Images are not part of the copy; write out the rest of the data exactly as given.
[Extracted information]
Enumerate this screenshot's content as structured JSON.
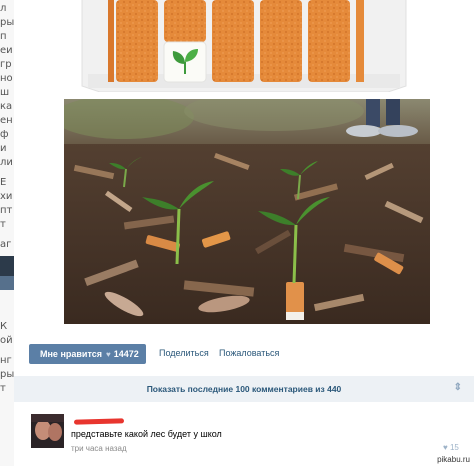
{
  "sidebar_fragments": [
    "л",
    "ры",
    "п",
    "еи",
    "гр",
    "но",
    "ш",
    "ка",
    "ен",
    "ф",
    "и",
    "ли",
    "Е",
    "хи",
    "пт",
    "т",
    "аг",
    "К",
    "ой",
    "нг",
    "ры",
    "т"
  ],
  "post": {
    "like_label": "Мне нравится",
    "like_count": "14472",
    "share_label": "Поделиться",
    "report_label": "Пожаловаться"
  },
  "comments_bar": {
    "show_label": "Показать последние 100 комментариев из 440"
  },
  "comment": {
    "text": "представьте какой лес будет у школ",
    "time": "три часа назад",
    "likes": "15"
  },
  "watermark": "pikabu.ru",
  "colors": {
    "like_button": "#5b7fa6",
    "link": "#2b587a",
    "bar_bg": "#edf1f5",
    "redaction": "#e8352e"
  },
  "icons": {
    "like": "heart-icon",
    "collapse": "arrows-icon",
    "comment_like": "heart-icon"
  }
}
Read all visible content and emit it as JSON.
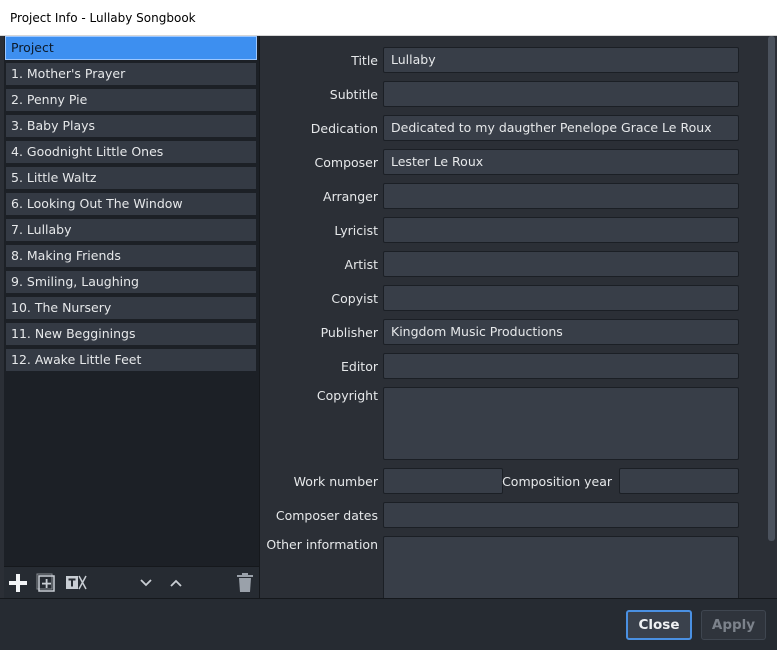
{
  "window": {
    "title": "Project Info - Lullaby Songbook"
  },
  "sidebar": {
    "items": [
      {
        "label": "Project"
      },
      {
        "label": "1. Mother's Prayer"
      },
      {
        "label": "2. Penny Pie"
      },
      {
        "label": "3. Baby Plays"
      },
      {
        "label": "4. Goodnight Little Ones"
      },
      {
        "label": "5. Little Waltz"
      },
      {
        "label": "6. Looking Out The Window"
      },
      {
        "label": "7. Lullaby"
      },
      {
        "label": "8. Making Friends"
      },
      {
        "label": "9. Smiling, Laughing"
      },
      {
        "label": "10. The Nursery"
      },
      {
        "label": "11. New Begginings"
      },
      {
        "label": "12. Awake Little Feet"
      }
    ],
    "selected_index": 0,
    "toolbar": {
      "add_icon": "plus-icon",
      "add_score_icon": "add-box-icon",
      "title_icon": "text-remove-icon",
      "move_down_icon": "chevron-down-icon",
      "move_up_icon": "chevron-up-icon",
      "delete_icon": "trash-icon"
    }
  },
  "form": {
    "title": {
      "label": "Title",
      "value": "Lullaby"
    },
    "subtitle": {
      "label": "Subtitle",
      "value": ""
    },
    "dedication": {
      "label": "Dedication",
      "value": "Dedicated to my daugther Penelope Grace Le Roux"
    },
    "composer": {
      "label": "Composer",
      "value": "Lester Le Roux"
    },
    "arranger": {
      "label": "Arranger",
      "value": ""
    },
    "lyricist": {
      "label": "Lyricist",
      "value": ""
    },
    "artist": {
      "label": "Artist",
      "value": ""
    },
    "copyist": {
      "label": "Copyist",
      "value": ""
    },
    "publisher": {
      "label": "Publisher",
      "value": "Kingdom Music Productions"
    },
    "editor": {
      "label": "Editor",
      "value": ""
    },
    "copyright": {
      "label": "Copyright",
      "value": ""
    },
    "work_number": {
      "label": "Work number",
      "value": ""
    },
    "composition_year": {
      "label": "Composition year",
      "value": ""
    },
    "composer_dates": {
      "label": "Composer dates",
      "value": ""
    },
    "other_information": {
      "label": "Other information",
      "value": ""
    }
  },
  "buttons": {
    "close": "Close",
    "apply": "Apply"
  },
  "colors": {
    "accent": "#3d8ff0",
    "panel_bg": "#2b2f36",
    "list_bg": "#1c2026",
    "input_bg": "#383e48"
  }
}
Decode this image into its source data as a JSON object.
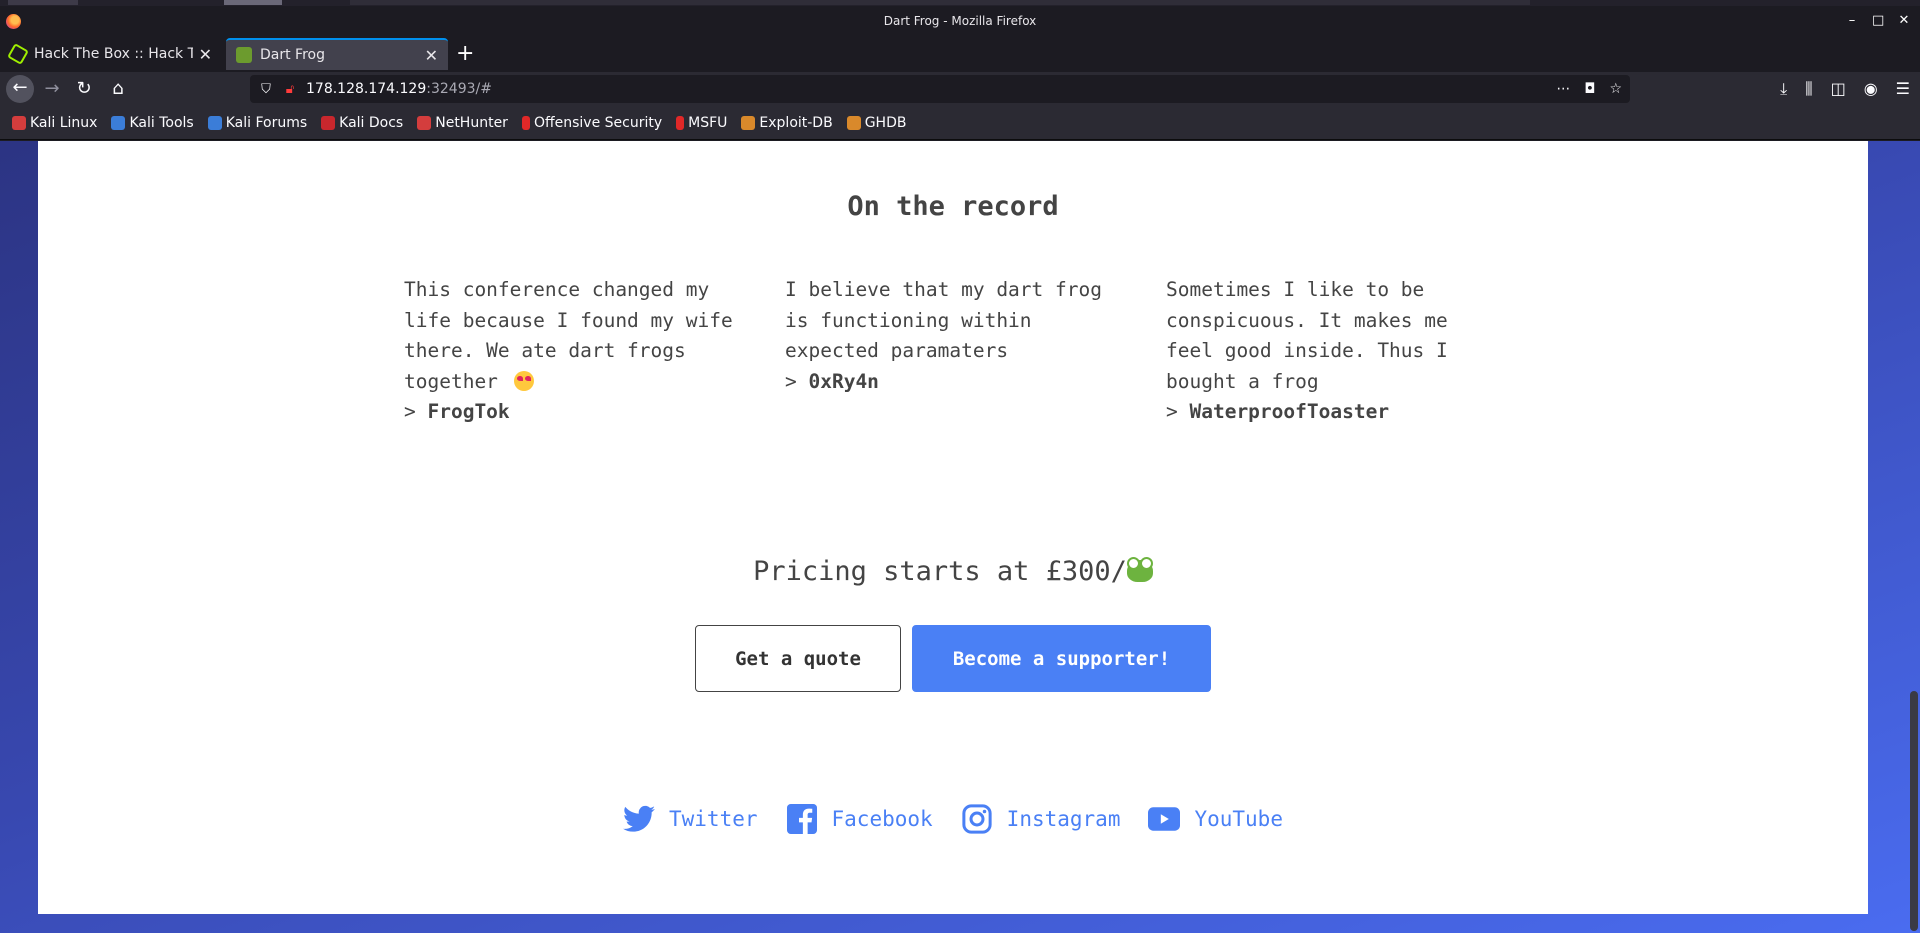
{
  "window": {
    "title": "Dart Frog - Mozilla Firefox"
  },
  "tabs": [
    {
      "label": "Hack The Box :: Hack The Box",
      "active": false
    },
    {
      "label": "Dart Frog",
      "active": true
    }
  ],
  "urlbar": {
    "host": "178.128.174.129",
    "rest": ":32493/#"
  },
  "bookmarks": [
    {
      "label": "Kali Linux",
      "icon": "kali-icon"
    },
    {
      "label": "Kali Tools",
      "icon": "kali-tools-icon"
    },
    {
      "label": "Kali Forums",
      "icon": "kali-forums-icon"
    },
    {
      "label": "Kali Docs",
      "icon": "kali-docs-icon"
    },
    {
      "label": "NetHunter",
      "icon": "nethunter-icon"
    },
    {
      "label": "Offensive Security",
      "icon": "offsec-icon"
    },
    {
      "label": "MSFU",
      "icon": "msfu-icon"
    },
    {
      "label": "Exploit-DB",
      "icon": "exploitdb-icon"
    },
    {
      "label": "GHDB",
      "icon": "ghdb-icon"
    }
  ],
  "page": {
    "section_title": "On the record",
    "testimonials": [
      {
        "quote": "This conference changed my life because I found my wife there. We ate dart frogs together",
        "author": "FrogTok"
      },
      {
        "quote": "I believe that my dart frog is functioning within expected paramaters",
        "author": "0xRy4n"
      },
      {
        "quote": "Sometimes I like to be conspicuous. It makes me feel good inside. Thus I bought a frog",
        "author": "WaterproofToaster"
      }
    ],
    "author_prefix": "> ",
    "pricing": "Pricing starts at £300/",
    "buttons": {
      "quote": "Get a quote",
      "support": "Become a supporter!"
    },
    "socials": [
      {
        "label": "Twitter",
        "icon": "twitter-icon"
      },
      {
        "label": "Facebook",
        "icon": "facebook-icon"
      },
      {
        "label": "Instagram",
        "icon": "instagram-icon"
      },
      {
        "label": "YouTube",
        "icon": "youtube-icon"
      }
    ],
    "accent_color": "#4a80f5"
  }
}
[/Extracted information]
- Answer section -
Enumerate this screenshot's content as structured JSON.
{
  "sidebar_fragments": [
    "л",
    "ры",
    "п",
    "еи",
    "гр",
    "но",
    "ш",
    "ка",
    "ен",
    "ф",
    "и",
    "ли",
    "Е",
    "хи",
    "пт",
    "т",
    "аг",
    "К",
    "ой",
    "нг",
    "ры",
    "т"
  ],
  "post": {
    "like_label": "Мне нравится",
    "like_count": "14472",
    "share_label": "Поделиться",
    "report_label": "Пожаловаться"
  },
  "comments_bar": {
    "show_label": "Показать последние 100 комментариев из 440"
  },
  "comment": {
    "text": "представьте какой лес будет у школ",
    "time": "три часа назад",
    "likes": "15"
  },
  "watermark": "pikabu.ru",
  "colors": {
    "like_button": "#5b7fa6",
    "link": "#2b587a",
    "bar_bg": "#edf1f5",
    "redaction": "#e8352e"
  },
  "icons": {
    "like": "heart-icon",
    "collapse": "arrows-icon",
    "comment_like": "heart-icon"
  }
}
Read all visible content and emit it as JSON.
{
  "window": {
    "title": "Project Info - Lullaby Songbook"
  },
  "sidebar": {
    "items": [
      {
        "label": "Project"
      },
      {
        "label": "1. Mother's Prayer"
      },
      {
        "label": "2. Penny Pie"
      },
      {
        "label": "3. Baby Plays"
      },
      {
        "label": "4. Goodnight Little Ones"
      },
      {
        "label": "5. Little Waltz"
      },
      {
        "label": "6. Looking Out The Window"
      },
      {
        "label": "7. Lullaby"
      },
      {
        "label": "8. Making Friends"
      },
      {
        "label": "9. Smiling, Laughing"
      },
      {
        "label": "10. The Nursery"
      },
      {
        "label": "11. New Begginings"
      },
      {
        "label": "12. Awake Little Feet"
      }
    ],
    "selected_index": 0,
    "toolbar": {
      "add_icon": "plus-icon",
      "add_score_icon": "add-box-icon",
      "title_icon": "text-remove-icon",
      "move_down_icon": "chevron-down-icon",
      "move_up_icon": "chevron-up-icon",
      "delete_icon": "trash-icon"
    }
  },
  "form": {
    "title": {
      "label": "Title",
      "value": "Lullaby"
    },
    "subtitle": {
      "label": "Subtitle",
      "value": ""
    },
    "dedication": {
      "label": "Dedication",
      "value": "Dedicated to my daugther Penelope Grace Le Roux"
    },
    "composer": {
      "label": "Composer",
      "value": "Lester Le Roux"
    },
    "arranger": {
      "label": "Arranger",
      "value": ""
    },
    "lyricist": {
      "label": "Lyricist",
      "value": ""
    },
    "artist": {
      "label": "Artist",
      "value": ""
    },
    "copyist": {
      "label": "Copyist",
      "value": ""
    },
    "publisher": {
      "label": "Publisher",
      "value": "Kingdom Music Productions"
    },
    "editor": {
      "label": "Editor",
      "value": ""
    },
    "copyright": {
      "label": "Copyright",
      "value": ""
    },
    "work_number": {
      "label": "Work number",
      "value": ""
    },
    "composition_year": {
      "label": "Composition year",
      "value": ""
    },
    "composer_dates": {
      "label": "Composer dates",
      "value": ""
    },
    "other_information": {
      "label": "Other information",
      "value": ""
    }
  },
  "buttons": {
    "close": "Close",
    "apply": "Apply"
  },
  "colors": {
    "accent": "#3d8ff0",
    "panel_bg": "#2b2f36",
    "list_bg": "#1c2026",
    "input_bg": "#383e48"
  }
}
Decode this image into its source data as a JSON object.
{
  "window": {
    "title": "Dart Frog - Mozilla Firefox"
  },
  "tabs": [
    {
      "label": "Hack The Box :: Hack The Box",
      "active": false
    },
    {
      "label": "Dart Frog",
      "active": true
    }
  ],
  "urlbar": {
    "host": "178.128.174.129",
    "rest": ":32493/#"
  },
  "bookmarks": [
    {
      "label": "Kali Linux",
      "icon": "kali-icon"
    },
    {
      "label": "Kali Tools",
      "icon": "kali-tools-icon"
    },
    {
      "label": "Kali Forums",
      "icon": "kali-forums-icon"
    },
    {
      "label": "Kali Docs",
      "icon": "kali-docs-icon"
    },
    {
      "label": "NetHunter",
      "icon": "nethunter-icon"
    },
    {
      "label": "Offensive Security",
      "icon": "offsec-icon"
    },
    {
      "label": "MSFU",
      "icon": "msfu-icon"
    },
    {
      "label": "Exploit-DB",
      "icon": "exploitdb-icon"
    },
    {
      "label": "GHDB",
      "icon": "ghdb-icon"
    }
  ],
  "page": {
    "section_title": "On the record",
    "testimonials": [
      {
        "quote": "This conference changed my life because I found my wife there. We ate dart frogs together",
        "author": "FrogTok"
      },
      {
        "quote": "I believe that my dart frog is functioning within expected paramaters",
        "author": "0xRy4n"
      },
      {
        "quote": "Sometimes I like to be conspicuous. It makes me feel good inside. Thus I bought a frog",
        "author": "WaterproofToaster"
      }
    ],
    "author_prefix": "> ",
    "pricing": "Pricing starts at £300/",
    "buttons": {
      "quote": "Get a quote",
      "support": "Become a supporter!"
    },
    "socials": [
      {
        "label": "Twitter",
        "icon": "twitter-icon"
      },
      {
        "label": "Facebook",
        "icon": "facebook-icon"
      },
      {
        "label": "Instagram",
        "icon": "instagram-icon"
      },
      {
        "label": "YouTube",
        "icon": "youtube-icon"
      }
    ],
    "accent_color": "#4a80f5"
  }
}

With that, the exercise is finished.